What is it that would make everything OK? What is it that is wrong? How can a change in the way things are become anything but - seemingly created over and over - the way things are? Consciousness detects reality, and reality can be interpreted infinitely. Conversely, consciousness is reality, and needs no interpretation...although there is no stopping the interpreting. Grief, discomfort, pain and fear, the feelings that are judged bad for the survival of the body and the continuation of the mind, need not be anything but what they are: twingling nerve endings that require no remedy. "What is" may seem to suck, but suckiness isn't necessarily to be avoided.

All these currents and eddies in the dreams and stories of unfolding life are as of nothing at all. Each revelatory solution to the problem of existence begets another quandary...yet the problems needing solved are also what is; there is nothing wrong with what is. However important or urgent the circumstances of life are, these circumstances are as of nothing at all. There truly is no one that needs things to be anything other than what they are . Those thoughts and feelings of emptiness and unfulfillment just the noise and flurry of the moment.

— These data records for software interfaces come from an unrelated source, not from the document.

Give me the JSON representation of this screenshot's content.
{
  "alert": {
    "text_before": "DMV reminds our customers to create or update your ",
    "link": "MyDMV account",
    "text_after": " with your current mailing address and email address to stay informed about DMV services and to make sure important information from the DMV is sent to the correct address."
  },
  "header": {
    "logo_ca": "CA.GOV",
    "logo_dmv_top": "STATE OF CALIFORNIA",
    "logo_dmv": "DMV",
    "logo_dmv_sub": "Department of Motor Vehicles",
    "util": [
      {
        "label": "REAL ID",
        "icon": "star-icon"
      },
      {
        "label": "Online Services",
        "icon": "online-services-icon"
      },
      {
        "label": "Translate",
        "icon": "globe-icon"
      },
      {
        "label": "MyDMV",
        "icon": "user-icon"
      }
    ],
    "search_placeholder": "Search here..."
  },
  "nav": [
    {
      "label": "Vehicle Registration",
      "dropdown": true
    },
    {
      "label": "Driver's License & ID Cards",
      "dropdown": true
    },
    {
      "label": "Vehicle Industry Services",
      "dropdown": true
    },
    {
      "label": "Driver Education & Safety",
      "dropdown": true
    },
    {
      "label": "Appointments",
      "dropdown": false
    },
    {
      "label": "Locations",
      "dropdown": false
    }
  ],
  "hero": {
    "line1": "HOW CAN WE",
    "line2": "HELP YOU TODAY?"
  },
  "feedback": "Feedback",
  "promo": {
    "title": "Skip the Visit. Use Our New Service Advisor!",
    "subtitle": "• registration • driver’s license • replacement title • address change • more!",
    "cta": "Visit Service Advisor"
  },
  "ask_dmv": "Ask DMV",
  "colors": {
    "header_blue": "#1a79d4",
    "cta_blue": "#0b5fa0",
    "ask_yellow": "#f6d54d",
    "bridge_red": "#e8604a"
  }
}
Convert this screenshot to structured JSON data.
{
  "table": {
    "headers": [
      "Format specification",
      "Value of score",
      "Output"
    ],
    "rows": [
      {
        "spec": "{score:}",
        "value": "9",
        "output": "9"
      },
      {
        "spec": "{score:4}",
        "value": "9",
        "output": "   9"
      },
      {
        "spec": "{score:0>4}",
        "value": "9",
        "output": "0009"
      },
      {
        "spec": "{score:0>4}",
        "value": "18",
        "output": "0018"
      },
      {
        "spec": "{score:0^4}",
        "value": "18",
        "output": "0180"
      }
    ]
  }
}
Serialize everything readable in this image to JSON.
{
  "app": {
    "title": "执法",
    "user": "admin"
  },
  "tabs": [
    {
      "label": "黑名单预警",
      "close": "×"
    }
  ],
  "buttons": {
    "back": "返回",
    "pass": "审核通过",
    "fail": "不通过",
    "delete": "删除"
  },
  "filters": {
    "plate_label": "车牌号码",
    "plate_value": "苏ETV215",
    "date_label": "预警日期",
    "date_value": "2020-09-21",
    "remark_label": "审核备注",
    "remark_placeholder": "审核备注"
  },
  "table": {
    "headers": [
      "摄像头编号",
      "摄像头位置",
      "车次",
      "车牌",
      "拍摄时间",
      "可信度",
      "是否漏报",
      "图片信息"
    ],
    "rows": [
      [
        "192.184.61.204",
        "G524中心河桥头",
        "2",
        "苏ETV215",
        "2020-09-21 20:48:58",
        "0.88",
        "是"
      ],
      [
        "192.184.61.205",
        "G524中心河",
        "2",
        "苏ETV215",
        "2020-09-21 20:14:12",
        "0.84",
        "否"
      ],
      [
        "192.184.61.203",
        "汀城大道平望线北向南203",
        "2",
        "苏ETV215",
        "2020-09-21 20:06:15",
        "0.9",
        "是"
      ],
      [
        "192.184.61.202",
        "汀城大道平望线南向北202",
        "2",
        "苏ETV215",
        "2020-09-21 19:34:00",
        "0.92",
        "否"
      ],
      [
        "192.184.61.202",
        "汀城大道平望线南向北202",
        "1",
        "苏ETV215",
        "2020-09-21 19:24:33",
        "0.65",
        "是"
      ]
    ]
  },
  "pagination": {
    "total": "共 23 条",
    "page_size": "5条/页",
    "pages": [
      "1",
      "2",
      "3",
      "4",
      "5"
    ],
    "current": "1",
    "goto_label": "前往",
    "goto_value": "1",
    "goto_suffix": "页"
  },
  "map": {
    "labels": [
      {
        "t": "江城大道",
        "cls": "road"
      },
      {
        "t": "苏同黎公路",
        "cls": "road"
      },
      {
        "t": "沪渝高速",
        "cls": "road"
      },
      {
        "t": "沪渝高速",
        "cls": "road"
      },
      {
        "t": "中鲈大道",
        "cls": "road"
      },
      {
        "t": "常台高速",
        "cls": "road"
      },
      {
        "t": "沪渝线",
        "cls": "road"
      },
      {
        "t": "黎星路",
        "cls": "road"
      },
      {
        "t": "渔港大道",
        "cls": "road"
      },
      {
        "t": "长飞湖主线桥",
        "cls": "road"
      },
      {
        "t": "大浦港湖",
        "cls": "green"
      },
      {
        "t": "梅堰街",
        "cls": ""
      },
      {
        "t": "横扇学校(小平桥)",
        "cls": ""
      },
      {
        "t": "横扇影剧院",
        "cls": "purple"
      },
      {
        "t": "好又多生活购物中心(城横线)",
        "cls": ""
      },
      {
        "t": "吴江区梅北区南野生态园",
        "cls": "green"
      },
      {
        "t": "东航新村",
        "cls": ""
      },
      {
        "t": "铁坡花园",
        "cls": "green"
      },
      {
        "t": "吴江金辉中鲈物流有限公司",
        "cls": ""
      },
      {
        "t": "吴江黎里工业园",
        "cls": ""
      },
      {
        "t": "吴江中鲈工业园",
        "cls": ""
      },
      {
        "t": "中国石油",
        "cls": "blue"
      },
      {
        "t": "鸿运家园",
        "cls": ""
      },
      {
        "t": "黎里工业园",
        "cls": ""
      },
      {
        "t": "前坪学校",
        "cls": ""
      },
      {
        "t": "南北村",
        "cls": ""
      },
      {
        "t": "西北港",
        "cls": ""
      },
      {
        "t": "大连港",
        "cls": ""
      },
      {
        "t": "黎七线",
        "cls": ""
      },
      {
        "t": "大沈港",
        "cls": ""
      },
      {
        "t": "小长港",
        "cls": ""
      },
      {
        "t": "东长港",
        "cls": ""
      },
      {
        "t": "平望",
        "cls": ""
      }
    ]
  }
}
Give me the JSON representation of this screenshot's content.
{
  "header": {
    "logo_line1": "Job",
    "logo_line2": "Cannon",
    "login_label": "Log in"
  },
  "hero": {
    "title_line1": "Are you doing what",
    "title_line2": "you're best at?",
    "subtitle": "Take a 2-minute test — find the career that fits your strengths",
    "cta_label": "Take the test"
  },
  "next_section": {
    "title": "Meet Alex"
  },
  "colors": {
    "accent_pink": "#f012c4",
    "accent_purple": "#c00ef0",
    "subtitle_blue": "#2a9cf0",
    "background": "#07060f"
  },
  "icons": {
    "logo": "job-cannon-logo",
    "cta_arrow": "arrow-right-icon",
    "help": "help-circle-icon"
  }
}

Creation manifests nearly infinitely, and infinity needs each and every perfect existent manifestation to be its perfect self.

The clip today is a tender scene from The Birdcage, which has so many genius moments it warrants watching over and over. I would have loved to post the sequence where Armand (Robin Williams) desperately tries to detain Albert (Nathan Lane) from going back to their apartment, which is having a "straight" makeover to please the conservative parents of Armand's son Val's fiance (Calista Flockhart in a pre-Ally McBeal role). However, this scene, where Armand finally reveals the depth of his feelings for Albert, is remarkable for both its intensity and restraint. The unfolding story can be really, really lovely.